In the Chicken Coop & Barn

  • Chickens:  Many folks who bought/hatched spring chickens are now free ranging their birds. They are not laying yet, so do NOT give them calcium.  Stay on an organic grower feed until the first eggs arrive.  My preference is a high protein feed with lots of seed varieties.   Personally, prefer to mix and ferment my own feed. Here’s my recipe.
  • Quail:  It’s starting to get hot, to be sure to keep their water filled at all times.  It helps (once a week) to add a tsp of apple cider vinegar to their waterer.  It will keep them healthy and active.  As you weed the garden, you can also give them an occasional worms and weeds for additional goodness in their diet.  Their cooing and songs will be as nice of a reward as the healthy eggs they will produce.
  • Deworm: Use 1 tablespoon of Basic H in a 5 gallon waterer (1 tsp per gal) for chickens. Add 1.5 cups to a 100gal waterer basin for cattle and horses. Available in bulk (much cheeper for farm use) This should be their only water source for two days.
  • Disinfect: Use Basic H to clean coops, animal areas, waterers, feeders, etc. This is a great time to power wash the barn, shed, and garage as well.
Feeders and seed in my yard are always from Wild Birds Unlimited, because I believe strongly in their quality and their support of local education and school connections.

Around the House

  • Put out summer bird seed and feeders. This is an excellent way to help with insect control around the garden.
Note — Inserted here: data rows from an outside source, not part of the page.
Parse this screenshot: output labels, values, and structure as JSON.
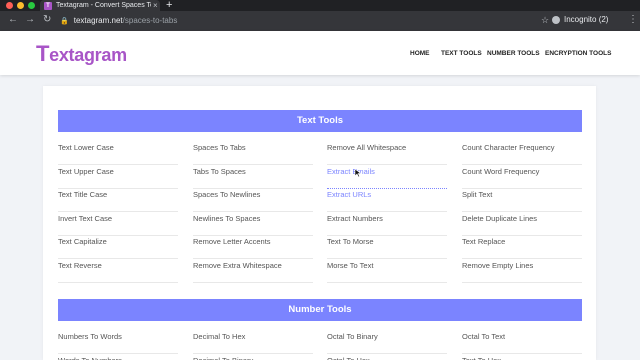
{
  "browser": {
    "tab_title": "Textagram - Convert Spaces To",
    "favicon_letter": "T",
    "new_tab": "+",
    "url_domain": "textagram.net",
    "url_path": "/spaces-to-tabs",
    "incognito_label": "Incognito (2)"
  },
  "site": {
    "logo_first": "T",
    "logo_rest": "extagram",
    "nav": [
      "HOME",
      "TEXT TOOLS",
      "NUMBER TOOLS",
      "ENCRYPTION TOOLS"
    ]
  },
  "text_tools": {
    "title": "Text Tools",
    "columns": [
      [
        "Text Lower Case",
        "Text Upper Case",
        "Text Title Case",
        "Invert Text Case",
        "Text Capitalize",
        "Text Reverse"
      ],
      [
        "Spaces To Tabs",
        "Tabs To Spaces",
        "Spaces To Newlines",
        "Newlines To Spaces",
        "Remove Letter Accents",
        "Remove Extra Whitespace"
      ],
      [
        "Remove All Whitespace",
        "Extract Emails",
        "Extract URLs",
        "Extract Numbers",
        "Text To Morse",
        "Morse To Text"
      ],
      [
        "Count Character Frequency",
        "Count Word Frequency",
        "Split Text",
        "Delete Duplicate Lines",
        "Text Replace",
        "Remove Empty Lines"
      ]
    ]
  },
  "number_tools": {
    "title": "Number Tools",
    "columns": [
      [
        "Numbers To Words",
        "Words To Numbers"
      ],
      [
        "Decimal To Hex",
        "Decimal To Binary"
      ],
      [
        "Octal To Binary",
        "Octal To Hex"
      ],
      [
        "Octal To Text",
        "Text To Hex"
      ]
    ]
  }
}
For more information on bird seed selections and food forest benefits, watch this IGTV video.
  • Keep South and West facing shades closed during the day time in order to block out the hot sun.
  • Open up the windows (on cooler nights) to help air out the house and let in fresh air.
  • Replace your AC air filters and clean out the vents with a shop vac.
  • Power wash cement, walkways, sides of house, shutters, wood decks, and outdoor furniture.
  • Clean outdoor windows and doors (I use Basic H for this).
  • Apply UV protectant to your recreational vehicles (boats, car interiors, RV’s, decals, etc.)
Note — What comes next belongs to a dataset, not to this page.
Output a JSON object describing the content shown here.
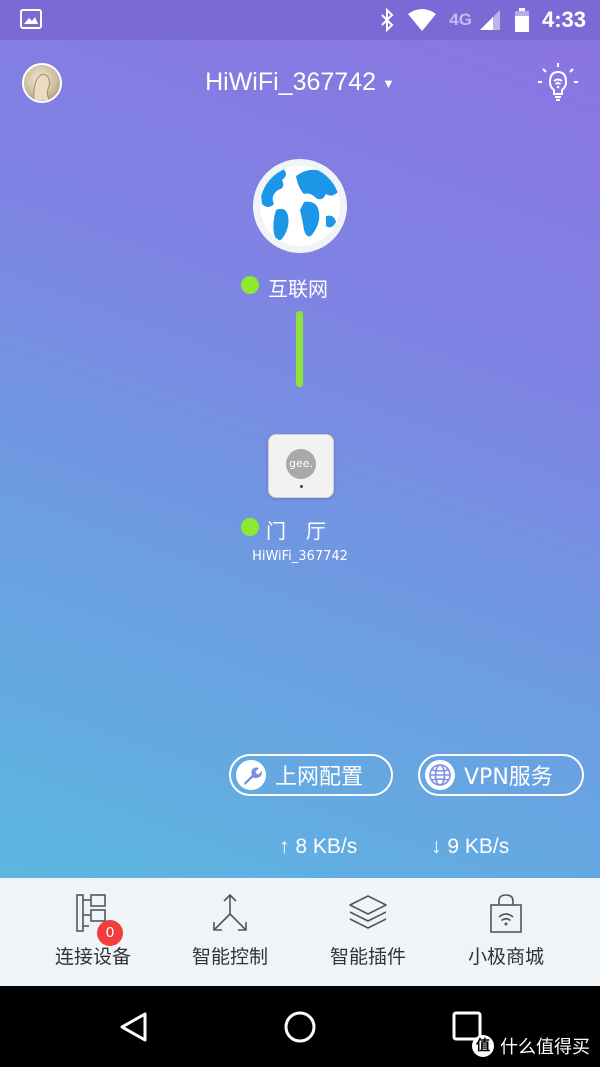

In the Perennial Flower Beds

  • Transplanting:  Now is NOT the time to transplant, unless you see rain in the forecast for the next week.
  • Compost! Now is the last chance to compost your perennial wildflowers before fall, so if you want to increase your summer blooms then go ahead and do that now. It’s also a great time to water using an organic fish emulsion / sea kelp blend. Your potted plants will REALLY appreciate this.
  • Cut back mums:  Yeah, go to town. Cut them back quite a bit.  Leave only about 1/3 of the plant.  You do NOT want this to develop buds yet, so if you see them forming again – give it a hair cut.

Ideas for Kids
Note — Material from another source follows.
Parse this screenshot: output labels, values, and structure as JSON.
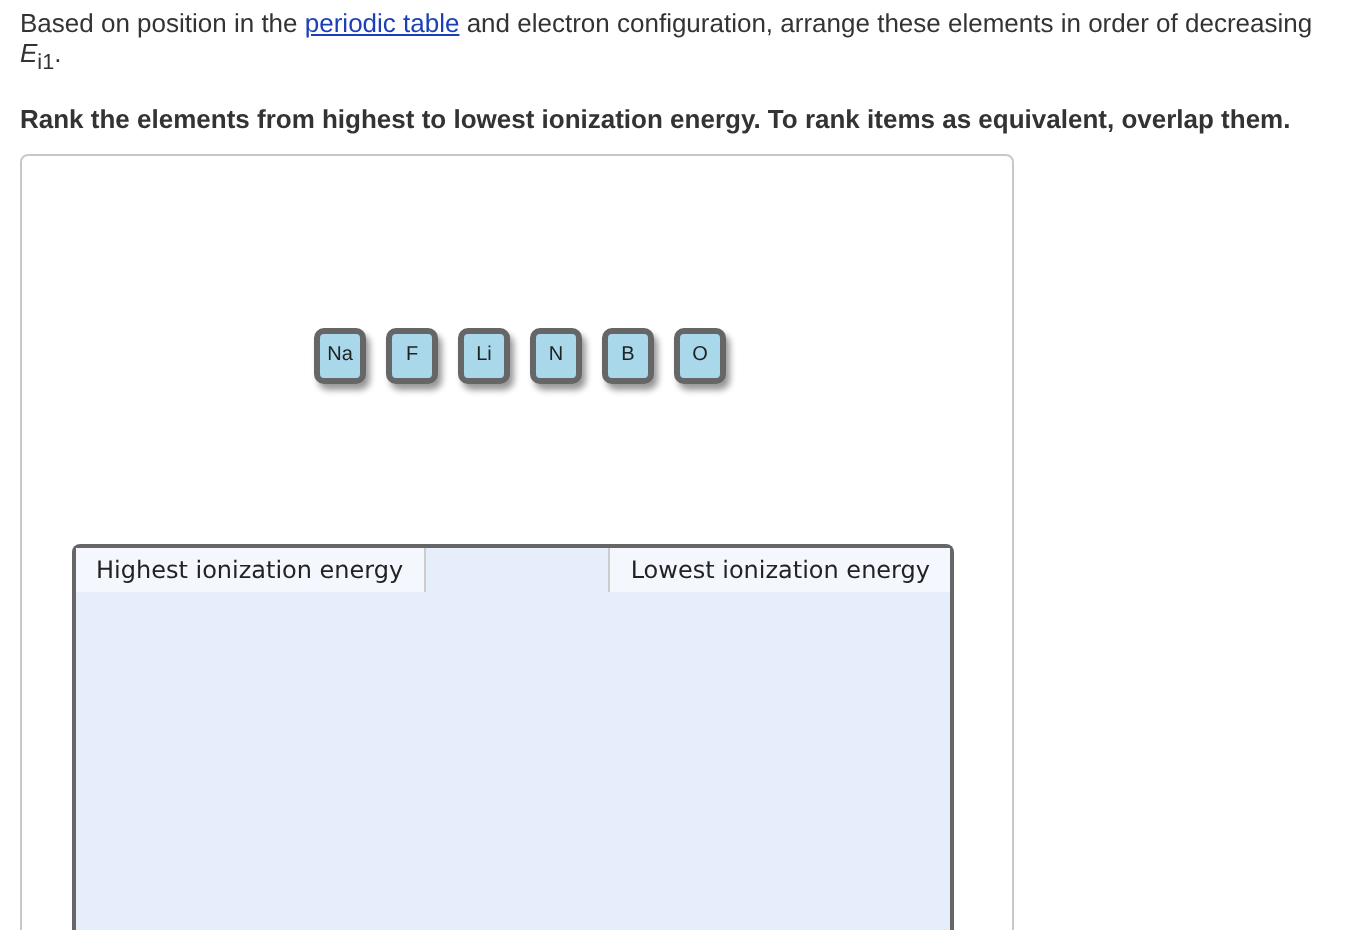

  1. Take a food forest tour: Visit places like A Natural Farm, Momma G Farms, Bamboo Leaf Tea, or the Reid Farm. Bring the kids for an amazing hands on experience.
  2. Visit a botanical garden: Some of our favorites include Bok Tower and the Harry P. Leu Gardens.
  3. Make Butterfly Pea Flower tea! Google it… because it’s a magical color changing experience that tastes like Kool Aid. Seeds are available on Etsy from a company called “Seed the Stars”.
  4. Plant a sweet almond bush. This is (by far) one of the best smelling pollinating plants in all of Florida. Though it’s not native here, it’s a butterfly hit and performs very well in our climate. The almond smelling flowers produce year round, and the large bush needs NO winter protection.

Keep Learning and Growing

As you continue to spend time in the garden and food forest, consider subscribing to a new podcast or Youtube Channel to help you keep learning. If you are interested in digital classes, MP3’s, videos, and PDF’s, you might consider joining us on Patreon. We now have a FREE 7-day trial to see if it’s a good fit for you. But at the end of the day – just keep learning and growing on the go!

NOTE: If you are interested in having an in-person or digital consultation for your property, we are now offering these at discounted prices.

Looking for a list for USDA Zones 3-8, click here.